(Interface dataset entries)
━━━━━━
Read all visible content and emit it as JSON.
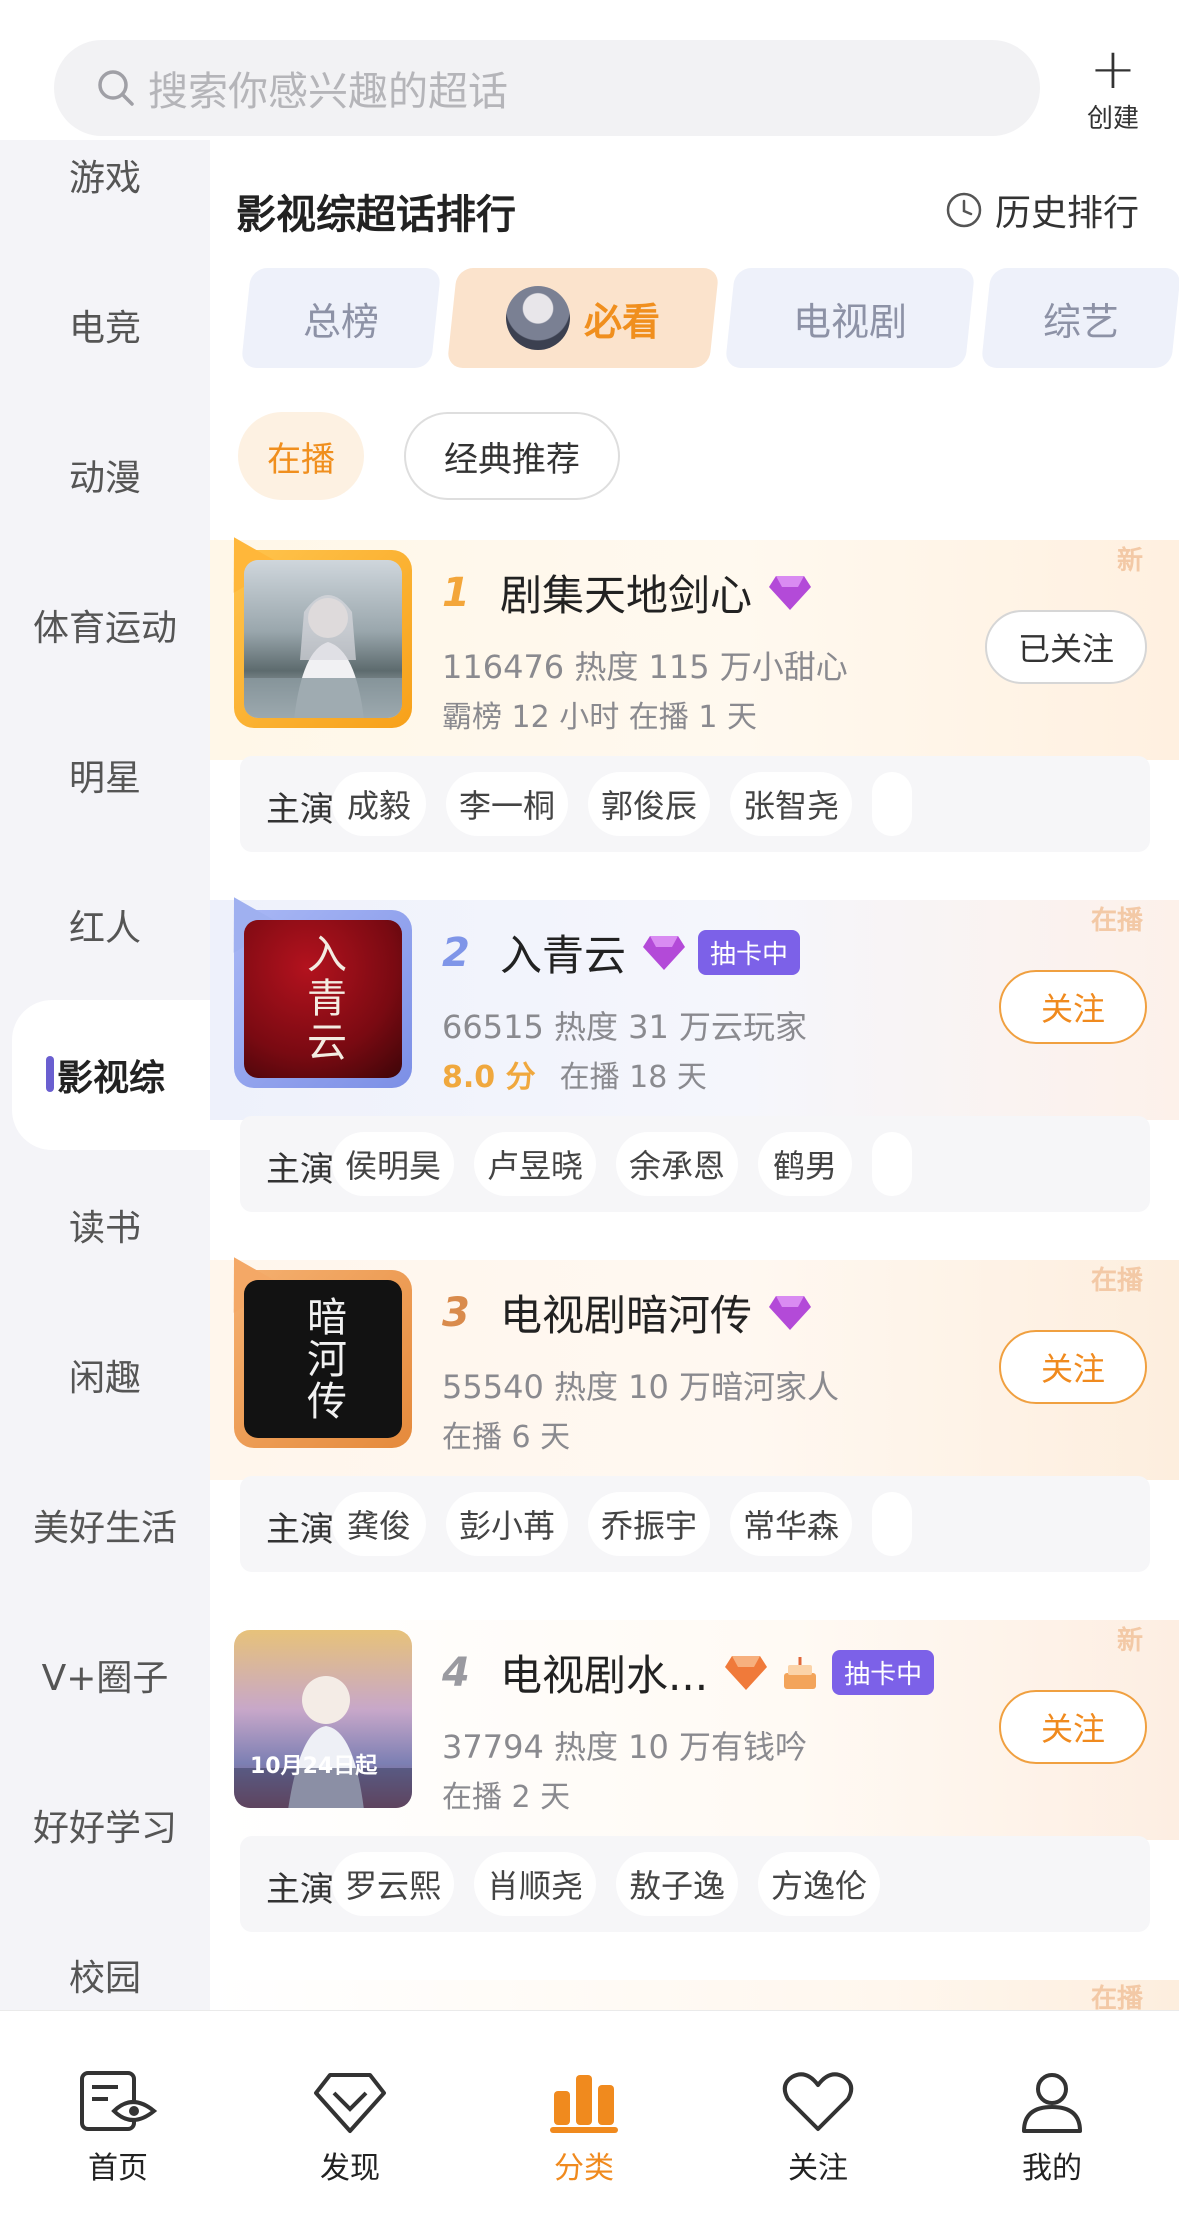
{
  "search": {
    "placeholder": "搜索你感兴趣的超话"
  },
  "create": {
    "label": "创建"
  },
  "sidebar": {
    "items": [
      {
        "label": "游戏"
      },
      {
        "label": "电竞"
      },
      {
        "label": "动漫"
      },
      {
        "label": "体育运动"
      },
      {
        "label": "明星"
      },
      {
        "label": "红人"
      },
      {
        "label": "影视综"
      },
      {
        "label": "读书"
      },
      {
        "label": "闲趣"
      },
      {
        "label": "美好生活"
      },
      {
        "label": "V+圈子"
      },
      {
        "label": "好好学习"
      },
      {
        "label": "校园"
      }
    ],
    "active": "影视综"
  },
  "section": {
    "title": "影视综超话排行",
    "history": "历史排行"
  },
  "tabs": [
    {
      "label": "总榜"
    },
    {
      "label": "必看"
    },
    {
      "label": "电视剧"
    },
    {
      "label": "综艺"
    }
  ],
  "filters": [
    {
      "label": "在播"
    },
    {
      "label": "经典推荐"
    }
  ],
  "cast_label": "主演",
  "cards": [
    {
      "rank": "1",
      "title": "剧集天地剑心",
      "tag": "新",
      "stat1": "116476 热度 115 万小甜心",
      "stat2": "霸榜 12 小时  在播 1 天",
      "follow": "已关注",
      "followed": true,
      "cast": [
        "成毅",
        "李一桐",
        "郭俊辰",
        "张智尧"
      ]
    },
    {
      "rank": "2",
      "title": "入青云",
      "tag": "在播",
      "badge": "抽卡中",
      "stat1": "66515 热度 31 万云玩家",
      "score": "8.0 分",
      "stat2": "在播 18 天",
      "follow": "关注",
      "followed": false,
      "poster_text": "入青云",
      "cast": [
        "侯明昊",
        "卢昱晓",
        "余承恩",
        "鹤男"
      ]
    },
    {
      "rank": "3",
      "title": "电视剧暗河传",
      "tag": "在播",
      "stat1": "55540 热度 10 万暗河家人",
      "stat2": "在播 6 天",
      "follow": "关注",
      "followed": false,
      "poster_text": "暗河传",
      "cast": [
        "龚俊",
        "彭小苒",
        "乔振宇",
        "常华森"
      ]
    },
    {
      "rank": "4",
      "title": "电视剧水...",
      "tag": "新",
      "badge": "抽卡中",
      "stat1": "37794 热度 10 万有钱吟",
      "stat2": "在播 2 天",
      "follow": "关注",
      "followed": false,
      "poster_text": "10月24日起",
      "cast": [
        "罗云熙",
        "肖顺尧",
        "敖子逸",
        "方逸伦"
      ]
    }
  ],
  "next_tag": "在播",
  "bottom_nav": [
    {
      "label": "首页"
    },
    {
      "label": "发现"
    },
    {
      "label": "分类"
    },
    {
      "label": "关注"
    },
    {
      "label": "我的"
    }
  ],
  "colors": {
    "accent": "#f08a1e",
    "badge": "#7c61e8",
    "sidebar_indicator": "#6a5fd0"
  }
}
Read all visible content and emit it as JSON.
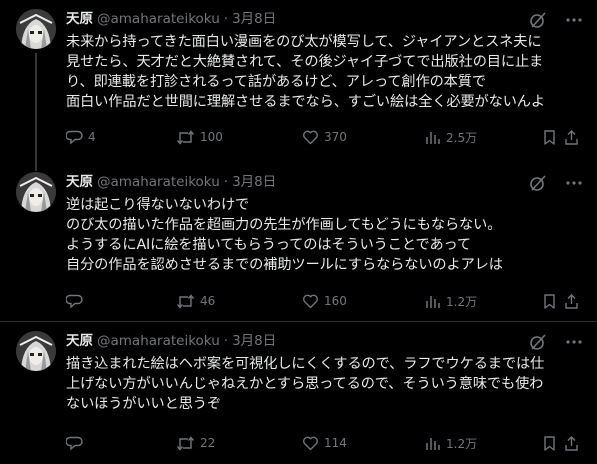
{
  "tweets": [
    {
      "name": "天原",
      "handle": "@amaharateikoku",
      "dot": "·",
      "date": "3月8日",
      "text": "未来から持ってきた面白い漫画をのび太が模写して、ジャイアンとスネ夫に\n見せたら、天才だと大絶賛されて、その後ジャイ子づてで出版社の目に止ま\nり、即連載を打診されるって話があるけど、アレって創作の本質で\n面白い作品だと世間に理解させるまでなら、すごい絵は全く必要がないんよ",
      "replies": "4",
      "retweets": "100",
      "likes": "370",
      "views": "2.5万"
    },
    {
      "name": "天原",
      "handle": "@amaharateikoku",
      "dot": "·",
      "date": "3月8日",
      "text": "逆は起こり得ないないわけで\nのび太の描いた作品を超画力の先生が作画してもどうにもならない。\nようするにAIに絵を描いてもらうってのはそういうことであって\n自分の作品を認めさせるまでの補助ツールにすらならないのよアレは",
      "replies": "",
      "retweets": "46",
      "likes": "160",
      "views": "1.2万"
    },
    {
      "name": "天原",
      "handle": "@amaharateikoku",
      "dot": "·",
      "date": "3月8日",
      "text": "描き込まれた絵はヘボ案を可視化しにくくするので、ラフでウケるまでは仕\n上げない方がいいんじゃねえかとすら思ってるので、そういう意味でも使わ\nないほうがいいと思うぞ",
      "replies": "",
      "retweets": "22",
      "likes": "114",
      "views": "1.2万"
    }
  ],
  "icons": {
    "grok": "grok-slash-icon",
    "more": "more-horizontal-icon",
    "reply": "reply-bubble-icon",
    "retweet": "retweet-arrows-icon",
    "like": "heart-icon",
    "views": "views-bars-icon",
    "bookmark": "bookmark-icon",
    "share": "share-upload-icon"
  },
  "colors": {
    "background": "#000000",
    "text": "#e7e9ea",
    "secondary": "#71767b",
    "divider": "#2f3336"
  }
}
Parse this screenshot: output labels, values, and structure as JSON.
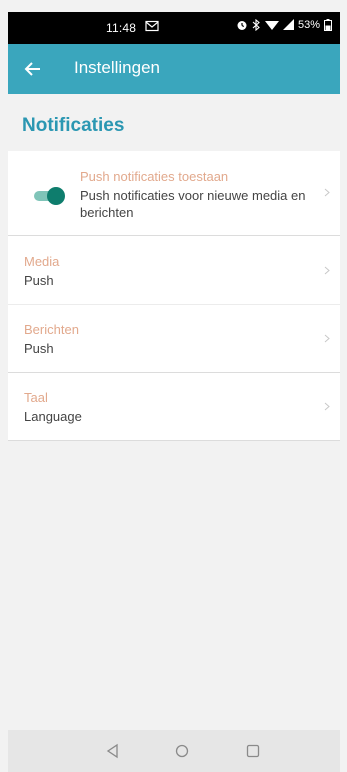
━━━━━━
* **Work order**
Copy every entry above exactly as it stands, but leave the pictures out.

* **Problem solution**
Read all visible content and emit it as JSON.
{
  "search": {
    "placeholder": "搜索你感兴趣的超话"
  },
  "create": {
    "label": "创建"
  },
  "sidebar": {
    "items": [
      {
        "label": "游戏"
      },
      {
        "label": "电竞"
      },
      {
        "label": "动漫"
      },
      {
        "label": "体育运动"
      },
      {
        "label": "明星"
      },
      {
        "label": "红人"
      },
      {
        "label": "影视综"
      },
      {
        "label": "读书"
      },
      {
        "label": "闲趣"
      },
      {
        "label": "美好生活"
      },
      {
        "label": "V+圈子"
      },
      {
        "label": "好好学习"
      },
      {
        "label": "校园"
      }
    ],
    "active": "影视综"
  },
  "section": {
    "title": "影视综超话排行",
    "history": "历史排行"
  },
  "tabs": [
    {
      "label": "总榜"
    },
    {
      "label": "必看"
    },
    {
      "label": "电视剧"
    },
    {
      "label": "综艺"
    }
  ],
  "filters": [
    {
      "label": "在播"
    },
    {
      "label": "经典推荐"
    }
  ],
  "cast_label": "主演",
  "cards": [
    {
      "rank": "1",
      "title": "剧集天地剑心",
      "tag": "新",
      "stat1": "116476 热度 115 万小甜心",
      "stat2": "霸榜 12 小时  在播 1 天",
      "follow": "已关注",
      "followed": true,
      "cast": [
        "成毅",
        "李一桐",
        "郭俊辰",
        "张智尧"
      ]
    },
    {
      "rank": "2",
      "title": "入青云",
      "tag": "在播",
      "badge": "抽卡中",
      "stat1": "66515 热度 31 万云玩家",
      "score": "8.0 分",
      "stat2": "在播 18 天",
      "follow": "关注",
      "followed": false,
      "poster_text": "入青云",
      "cast": [
        "侯明昊",
        "卢昱晓",
        "余承恩",
        "鹤男"
      ]
    },
    {
      "rank": "3",
      "title": "电视剧暗河传",
      "tag": "在播",
      "stat1": "55540 热度 10 万暗河家人",
      "stat2": "在播 6 天",
      "follow": "关注",
      "followed": false,
      "poster_text": "暗河传",
      "cast": [
        "龚俊",
        "彭小苒",
        "乔振宇",
        "常华森"
      ]
    },
    {
      "rank": "4",
      "title": "电视剧水...",
      "tag": "新",
      "badge": "抽卡中",
      "stat1": "37794 热度 10 万有钱吟",
      "stat2": "在播 2 天",
      "follow": "关注",
      "followed": false,
      "poster_text": "10月24日起",
      "cast": [
        "罗云熙",
        "肖顺尧",
        "敖子逸",
        "方逸伦"
      ]
    }
  ],
  "next_tag": "在播",
  "bottom_nav": [
    {
      "label": "首页"
    },
    {
      "label": "发现"
    },
    {
      "label": "分类"
    },
    {
      "label": "关注"
    },
    {
      "label": "我的"
    }
  ],
  "colors": {
    "accent": "#f08a1e",
    "badge": "#7c61e8",
    "sidebar_indicator": "#6a5fd0"
  }
}
Read all visible content and emit it as JSON.
{
  "tweets": [
    {
      "name": "天原",
      "handle": "@amaharateikoku",
      "dot": "·",
      "date": "3月8日",
      "text": "未来から持ってきた面白い漫画をのび太が模写して、ジャイアンとスネ夫に\n見せたら、天才だと大絶賛されて、その後ジャイ子づてで出版社の目に止ま\nり、即連載を打診されるって話があるけど、アレって創作の本質で\n面白い作品だと世間に理解させるまでなら、すごい絵は全く必要がないんよ",
      "replies": "4",
      "retweets": "100",
      "likes": "370",
      "views": "2.5万"
    },
    {
      "name": "天原",
      "handle": "@amaharateikoku",
      "dot": "·",
      "date": "3月8日",
      "text": "逆は起こり得ないないわけで\nのび太の描いた作品を超画力の先生が作画してもどうにもならない。\nようするにAIに絵を描いてもらうってのはそういうことであって\n自分の作品を認めさせるまでの補助ツールにすらならないのよアレは",
      "replies": "",
      "retweets": "46",
      "likes": "160",
      "views": "1.2万"
    },
    {
      "name": "天原",
      "handle": "@amaharateikoku",
      "dot": "·",
      "date": "3月8日",
      "text": "描き込まれた絵はヘボ案を可視化しにくくするので、ラフでウケるまでは仕\n上げない方がいいんじゃねえかとすら思ってるので、そういう意味でも使わ\nないほうがいいと思うぞ",
      "replies": "",
      "retweets": "22",
      "likes": "114",
      "views": "1.2万"
    }
  ],
  "icons": {
    "grok": "grok-slash-icon",
    "more": "more-horizontal-icon",
    "reply": "reply-bubble-icon",
    "retweet": "retweet-arrows-icon",
    "like": "heart-icon",
    "views": "views-bars-icon",
    "bookmark": "bookmark-icon",
    "share": "share-upload-icon"
  },
  "colors": {
    "background": "#000000",
    "text": "#e7e9ea",
    "secondary": "#71767b",
    "divider": "#2f3336"
  }
}
Parse this screenshot: output labels, values, and structure as JSON.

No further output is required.